▸ WORK TO BE COMPLETED
The entries should be given again so that each one matches the original exactly.

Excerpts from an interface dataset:
__________

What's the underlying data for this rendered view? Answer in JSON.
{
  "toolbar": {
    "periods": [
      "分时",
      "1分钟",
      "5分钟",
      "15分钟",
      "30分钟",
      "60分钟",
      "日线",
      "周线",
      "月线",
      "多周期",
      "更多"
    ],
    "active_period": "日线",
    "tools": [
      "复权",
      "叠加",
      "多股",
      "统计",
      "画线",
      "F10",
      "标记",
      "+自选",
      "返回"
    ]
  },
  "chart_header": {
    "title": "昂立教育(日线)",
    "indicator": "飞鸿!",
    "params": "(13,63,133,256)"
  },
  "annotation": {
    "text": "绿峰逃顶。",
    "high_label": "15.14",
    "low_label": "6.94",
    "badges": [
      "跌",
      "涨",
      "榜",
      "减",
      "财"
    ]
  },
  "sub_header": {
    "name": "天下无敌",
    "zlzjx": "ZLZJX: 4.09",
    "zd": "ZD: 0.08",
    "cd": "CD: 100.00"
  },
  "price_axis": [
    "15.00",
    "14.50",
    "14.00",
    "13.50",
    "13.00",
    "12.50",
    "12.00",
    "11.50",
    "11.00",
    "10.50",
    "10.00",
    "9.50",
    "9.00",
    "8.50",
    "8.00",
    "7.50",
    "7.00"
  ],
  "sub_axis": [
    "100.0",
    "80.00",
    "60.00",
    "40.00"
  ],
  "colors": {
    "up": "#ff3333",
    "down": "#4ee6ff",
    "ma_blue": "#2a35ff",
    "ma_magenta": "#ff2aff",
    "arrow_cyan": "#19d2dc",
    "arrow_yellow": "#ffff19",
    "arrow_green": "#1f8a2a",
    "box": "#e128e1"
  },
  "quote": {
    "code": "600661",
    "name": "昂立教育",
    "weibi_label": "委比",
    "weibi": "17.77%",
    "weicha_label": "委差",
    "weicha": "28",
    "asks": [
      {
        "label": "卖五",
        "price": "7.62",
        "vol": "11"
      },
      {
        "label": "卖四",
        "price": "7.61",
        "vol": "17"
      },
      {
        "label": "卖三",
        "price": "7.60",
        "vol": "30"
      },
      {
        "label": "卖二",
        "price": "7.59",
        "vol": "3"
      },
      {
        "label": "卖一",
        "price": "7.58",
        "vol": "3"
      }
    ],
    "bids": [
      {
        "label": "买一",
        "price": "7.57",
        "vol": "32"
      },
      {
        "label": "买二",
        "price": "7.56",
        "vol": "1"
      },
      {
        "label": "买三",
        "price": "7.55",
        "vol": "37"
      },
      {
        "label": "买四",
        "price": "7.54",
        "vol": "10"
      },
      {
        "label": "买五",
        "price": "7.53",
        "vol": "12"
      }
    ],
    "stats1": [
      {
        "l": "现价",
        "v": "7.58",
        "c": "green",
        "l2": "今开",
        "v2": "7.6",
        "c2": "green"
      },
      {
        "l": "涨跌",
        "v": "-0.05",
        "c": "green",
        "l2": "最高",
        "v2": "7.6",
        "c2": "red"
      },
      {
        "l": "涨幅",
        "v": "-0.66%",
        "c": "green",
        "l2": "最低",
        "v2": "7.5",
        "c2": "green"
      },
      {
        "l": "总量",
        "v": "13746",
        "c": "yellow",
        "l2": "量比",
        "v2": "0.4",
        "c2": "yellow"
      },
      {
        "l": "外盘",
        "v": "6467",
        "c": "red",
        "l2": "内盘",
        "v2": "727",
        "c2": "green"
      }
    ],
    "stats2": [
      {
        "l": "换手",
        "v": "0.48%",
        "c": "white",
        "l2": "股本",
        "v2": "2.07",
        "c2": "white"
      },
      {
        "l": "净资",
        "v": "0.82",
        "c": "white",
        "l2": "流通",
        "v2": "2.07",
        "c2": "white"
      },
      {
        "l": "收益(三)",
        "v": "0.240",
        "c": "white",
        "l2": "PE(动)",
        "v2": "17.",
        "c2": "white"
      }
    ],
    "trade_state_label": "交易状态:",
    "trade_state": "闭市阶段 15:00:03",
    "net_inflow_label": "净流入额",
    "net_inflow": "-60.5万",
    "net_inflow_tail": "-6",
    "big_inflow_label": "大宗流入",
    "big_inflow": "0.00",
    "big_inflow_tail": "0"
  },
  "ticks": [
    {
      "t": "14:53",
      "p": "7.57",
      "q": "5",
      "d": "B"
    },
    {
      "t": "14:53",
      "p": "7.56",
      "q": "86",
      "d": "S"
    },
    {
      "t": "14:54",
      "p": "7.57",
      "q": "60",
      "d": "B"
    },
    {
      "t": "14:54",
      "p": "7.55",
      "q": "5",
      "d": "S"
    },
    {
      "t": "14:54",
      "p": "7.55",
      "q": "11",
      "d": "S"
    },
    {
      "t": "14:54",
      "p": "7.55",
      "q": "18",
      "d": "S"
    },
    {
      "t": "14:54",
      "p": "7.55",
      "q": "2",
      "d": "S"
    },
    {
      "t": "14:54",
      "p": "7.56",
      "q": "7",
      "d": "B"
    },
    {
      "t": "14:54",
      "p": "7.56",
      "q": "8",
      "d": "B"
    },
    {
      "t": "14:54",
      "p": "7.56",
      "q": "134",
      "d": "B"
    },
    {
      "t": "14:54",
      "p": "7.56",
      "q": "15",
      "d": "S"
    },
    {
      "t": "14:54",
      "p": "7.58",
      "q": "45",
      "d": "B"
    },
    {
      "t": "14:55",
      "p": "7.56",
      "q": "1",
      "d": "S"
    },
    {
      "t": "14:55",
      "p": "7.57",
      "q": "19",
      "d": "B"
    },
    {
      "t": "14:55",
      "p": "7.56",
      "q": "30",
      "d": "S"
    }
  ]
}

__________

▸ ANSWER SPACE
What's the underlying data for this rendered view? Answer in JSON.
{
  "toolbar": {
    "periods": [
      "分时",
      "1分钟",
      "5分钟",
      "15分钟",
      "30分钟",
      "60分钟",
      "日线",
      "周线",
      "月线",
      "多周期",
      "更多"
    ],
    "active_period": "日线",
    "tools": [
      "复权",
      "叠加",
      "多股",
      "统计",
      "画线",
      "F10",
      "标记",
      "+自选",
      "返回"
    ]
  },
  "chart_header": {
    "title": "昂立教育(日线)",
    "indicator": "飞鸿!",
    "params": "(13,63,133,256)"
  },
  "annotation": {
    "text": "绿峰逃顶。",
    "high_label": "15.14",
    "low_label": "6.94",
    "badges": [
      "跌",
      "涨",
      "榜",
      "减",
      "财"
    ]
  },
  "sub_header": {
    "name": "天下无敌",
    "zlzjx": "ZLZJX: 4.09",
    "zd": "ZD: 0.08",
    "cd": "CD: 100.00"
  },
  "price_axis": [
    "15.00",
    "14.50",
    "14.00",
    "13.50",
    "13.00",
    "12.50",
    "12.00",
    "11.50",
    "11.00",
    "10.50",
    "10.00",
    "9.50",
    "9.00",
    "8.50",
    "8.00",
    "7.50",
    "7.00"
  ],
  "sub_axis": [
    "100.0",
    "80.00",
    "60.00",
    "40.00"
  ],
  "colors": {
    "up": "#ff3333",
    "down": "#4ee6ff",
    "ma_blue": "#2a35ff",
    "ma_magenta": "#ff2aff",
    "arrow_cyan": "#19d2dc",
    "arrow_yellow": "#ffff19",
    "arrow_green": "#1f8a2a",
    "box": "#e128e1"
  },
  "quote": {
    "code": "600661",
    "name": "昂立教育",
    "weibi_label": "委比",
    "weibi": "17.77%",
    "weicha_label": "委差",
    "weicha": "28",
    "asks": [
      {
        "label": "卖五",
        "price": "7.62",
        "vol": "11"
      },
      {
        "label": "卖四",
        "price": "7.61",
        "vol": "17"
      },
      {
        "label": "卖三",
        "price": "7.60",
        "vol": "30"
      },
      {
        "label": "卖二",
        "price": "7.59",
        "vol": "3"
      },
      {
        "label": "卖一",
        "price": "7.58",
        "vol": "3"
      }
    ],
    "bids": [
      {
        "label": "买一",
        "price": "7.57",
        "vol": "32"
      },
      {
        "label": "买二",
        "price": "7.56",
        "vol": "1"
      },
      {
        "label": "买三",
        "price": "7.55",
        "vol": "37"
      },
      {
        "label": "买四",
        "price": "7.54",
        "vol": "10"
      },
      {
        "label": "买五",
        "price": "7.53",
        "vol": "12"
      }
    ],
    "stats1": [
      {
        "l": "现价",
        "v": "7.58",
        "c": "green",
        "l2": "今开",
        "v2": "7.6",
        "c2": "green"
      },
      {
        "l": "涨跌",
        "v": "-0.05",
        "c": "green",
        "l2": "最高",
        "v2": "7.6",
        "c2": "red"
      },
      {
        "l": "涨幅",
        "v": "-0.66%",
        "c": "green",
        "l2": "最低",
        "v2": "7.5",
        "c2": "green"
      },
      {
        "l": "总量",
        "v": "13746",
        "c": "yellow",
        "l2": "量比",
        "v2": "0.4",
        "c2": "yellow"
      },
      {
        "l": "外盘",
        "v": "6467",
        "c": "red",
        "l2": "内盘",
        "v2": "727",
        "c2": "green"
      }
    ],
    "stats2": [
      {
        "l": "换手",
        "v": "0.48%",
        "c": "white",
        "l2": "股本",
        "v2": "2.07",
        "c2": "white"
      },
      {
        "l": "净资",
        "v": "0.82",
        "c": "white",
        "l2": "流通",
        "v2": "2.07",
        "c2": "white"
      },
      {
        "l": "收益(三)",
        "v": "0.240",
        "c": "white",
        "l2": "PE(动)",
        "v2": "17.",
        "c2": "white"
      }
    ],
    "trade_state_label": "交易状态:",
    "trade_state": "闭市阶段 15:00:03",
    "net_inflow_label": "净流入额",
    "net_inflow": "-60.5万",
    "net_inflow_tail": "-6",
    "big_inflow_label": "大宗流入",
    "big_inflow": "0.00",
    "big_inflow_tail": "0"
  },
  "ticks": [
    {
      "t": "14:53",
      "p": "7.57",
      "q": "5",
      "d": "B"
    },
    {
      "t": "14:53",
      "p": "7.56",
      "q": "86",
      "d": "S"
    },
    {
      "t": "14:54",
      "p": "7.57",
      "q": "60",
      "d": "B"
    },
    {
      "t": "14:54",
      "p": "7.55",
      "q": "5",
      "d": "S"
    },
    {
      "t": "14:54",
      "p": "7.55",
      "q": "11",
      "d": "S"
    },
    {
      "t": "14:54",
      "p": "7.55",
      "q": "18",
      "d": "S"
    },
    {
      "t": "14:54",
      "p": "7.55",
      "q": "2",
      "d": "S"
    },
    {
      "t": "14:54",
      "p": "7.56",
      "q": "7",
      "d": "B"
    },
    {
      "t": "14:54",
      "p": "7.56",
      "q": "8",
      "d": "B"
    },
    {
      "t": "14:54",
      "p": "7.56",
      "q": "134",
      "d": "B"
    },
    {
      "t": "14:54",
      "p": "7.56",
      "q": "15",
      "d": "S"
    },
    {
      "t": "14:54",
      "p": "7.58",
      "q": "45",
      "d": "B"
    },
    {
      "t": "14:55",
      "p": "7.56",
      "q": "1",
      "d": "S"
    },
    {
      "t": "14:55",
      "p": "7.57",
      "q": "19",
      "d": "B"
    },
    {
      "t": "14:55",
      "p": "7.56",
      "q": "30",
      "d": "S"
    }
  ]
}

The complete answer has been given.